** REQUIRED WORK **
Without including any images, reproduce each entry exactly.

*** PROVIDED DATA

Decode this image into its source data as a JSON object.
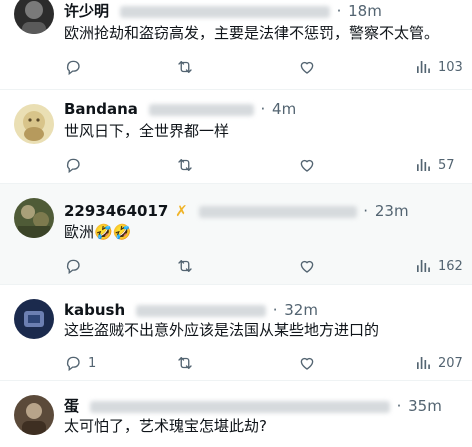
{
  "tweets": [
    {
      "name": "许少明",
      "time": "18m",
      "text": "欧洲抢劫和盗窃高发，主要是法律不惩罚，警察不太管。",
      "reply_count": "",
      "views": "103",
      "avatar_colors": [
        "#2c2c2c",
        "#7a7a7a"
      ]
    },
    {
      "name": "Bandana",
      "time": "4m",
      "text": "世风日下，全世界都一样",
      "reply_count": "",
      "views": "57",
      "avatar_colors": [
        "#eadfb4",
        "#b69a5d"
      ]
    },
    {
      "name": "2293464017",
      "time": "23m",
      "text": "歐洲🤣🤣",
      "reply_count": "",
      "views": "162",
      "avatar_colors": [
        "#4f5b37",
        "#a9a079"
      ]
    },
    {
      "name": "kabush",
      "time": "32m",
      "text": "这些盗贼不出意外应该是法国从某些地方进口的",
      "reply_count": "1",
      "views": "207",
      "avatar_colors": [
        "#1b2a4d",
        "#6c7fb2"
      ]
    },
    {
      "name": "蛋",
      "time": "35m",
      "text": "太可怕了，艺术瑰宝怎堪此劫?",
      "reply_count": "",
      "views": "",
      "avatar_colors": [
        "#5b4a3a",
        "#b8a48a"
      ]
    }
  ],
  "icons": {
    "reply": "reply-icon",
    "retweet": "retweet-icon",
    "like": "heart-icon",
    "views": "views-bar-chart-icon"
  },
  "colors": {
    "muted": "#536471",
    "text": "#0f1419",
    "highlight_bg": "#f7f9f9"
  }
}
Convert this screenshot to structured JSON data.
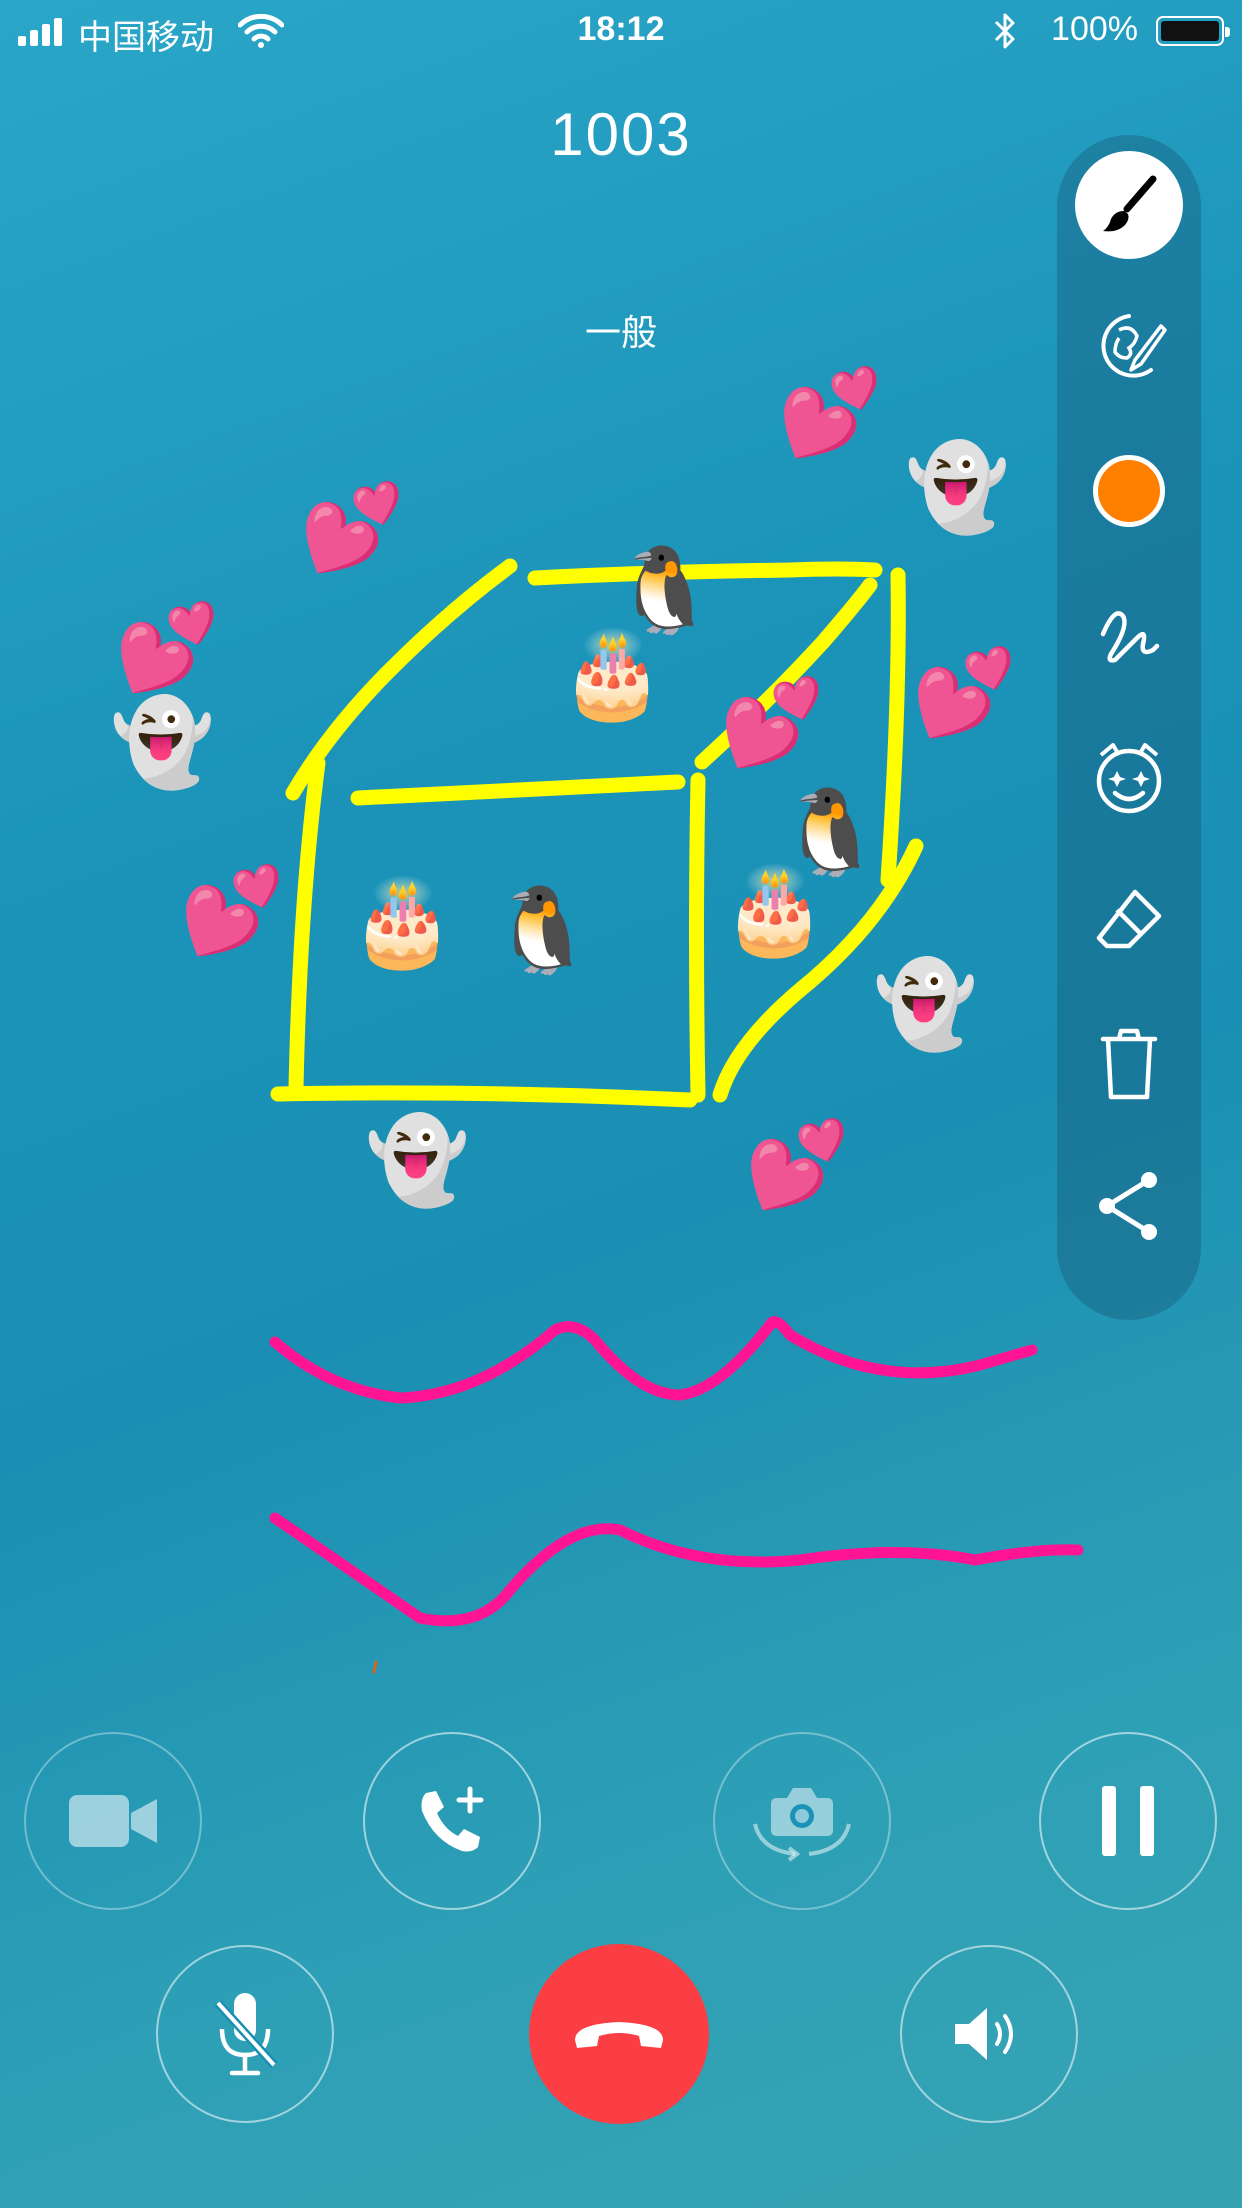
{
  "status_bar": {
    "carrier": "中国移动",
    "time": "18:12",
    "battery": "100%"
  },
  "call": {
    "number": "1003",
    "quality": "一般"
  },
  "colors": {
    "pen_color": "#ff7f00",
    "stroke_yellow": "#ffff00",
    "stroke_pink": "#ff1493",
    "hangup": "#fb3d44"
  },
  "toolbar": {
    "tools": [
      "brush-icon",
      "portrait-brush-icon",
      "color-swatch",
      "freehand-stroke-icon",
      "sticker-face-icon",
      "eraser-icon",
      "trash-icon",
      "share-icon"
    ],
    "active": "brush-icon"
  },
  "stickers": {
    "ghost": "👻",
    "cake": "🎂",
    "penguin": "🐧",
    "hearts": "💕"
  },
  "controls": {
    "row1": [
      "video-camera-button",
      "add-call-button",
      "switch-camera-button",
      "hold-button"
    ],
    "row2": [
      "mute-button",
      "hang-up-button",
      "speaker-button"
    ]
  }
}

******

** REPLY **
Decode this image into its source data as a JSON object.
{
  "tweets": [
    {
      "name": "许少明",
      "time": "18m",
      "text": "欧洲抢劫和盗窃高发，主要是法律不惩罚，警察不太管。",
      "reply_count": "",
      "views": "103",
      "avatar_colors": [
        "#2c2c2c",
        "#7a7a7a"
      ]
    },
    {
      "name": "Bandana",
      "time": "4m",
      "text": "世风日下，全世界都一样",
      "reply_count": "",
      "views": "57",
      "avatar_colors": [
        "#eadfb4",
        "#b69a5d"
      ]
    },
    {
      "name": "2293464017",
      "time": "23m",
      "text": "歐洲🤣🤣",
      "reply_count": "",
      "views": "162",
      "avatar_colors": [
        "#4f5b37",
        "#a9a079"
      ]
    },
    {
      "name": "kabush",
      "time": "32m",
      "text": "这些盗贼不出意外应该是法国从某些地方进口的",
      "reply_count": "1",
      "views": "207",
      "avatar_colors": [
        "#1b2a4d",
        "#6c7fb2"
      ]
    },
    {
      "name": "蛋",
      "time": "35m",
      "text": "太可怕了，艺术瑰宝怎堪此劫?",
      "reply_count": "",
      "views": "",
      "avatar_colors": [
        "#5b4a3a",
        "#b8a48a"
      ]
    }
  ],
  "icons": {
    "reply": "reply-icon",
    "retweet": "retweet-icon",
    "like": "heart-icon",
    "views": "views-bar-chart-icon"
  },
  "colors": {
    "muted": "#536471",
    "text": "#0f1419",
    "highlight_bg": "#f7f9f9"
  }
}
Convert this screenshot to structured JSON data.
{
  "status_bar": {
    "carrier": "中国移动",
    "time": "18:12",
    "battery": "100%"
  },
  "call": {
    "number": "1003",
    "quality": "一般"
  },
  "colors": {
    "pen_color": "#ff7f00",
    "stroke_yellow": "#ffff00",
    "stroke_pink": "#ff1493",
    "hangup": "#fb3d44"
  },
  "toolbar": {
    "tools": [
      "brush-icon",
      "portrait-brush-icon",
      "color-swatch",
      "freehand-stroke-icon",
      "sticker-face-icon",
      "eraser-icon",
      "trash-icon",
      "share-icon"
    ],
    "active": "brush-icon"
  },
  "stickers": {
    "ghost": "👻",
    "cake": "🎂",
    "penguin": "🐧",
    "hearts": "💕"
  },
  "controls": {
    "row1": [
      "video-camera-button",
      "add-call-button",
      "switch-camera-button",
      "hold-button"
    ],
    "row2": [
      "mute-button",
      "hang-up-button",
      "speaker-button"
    ]
  }
}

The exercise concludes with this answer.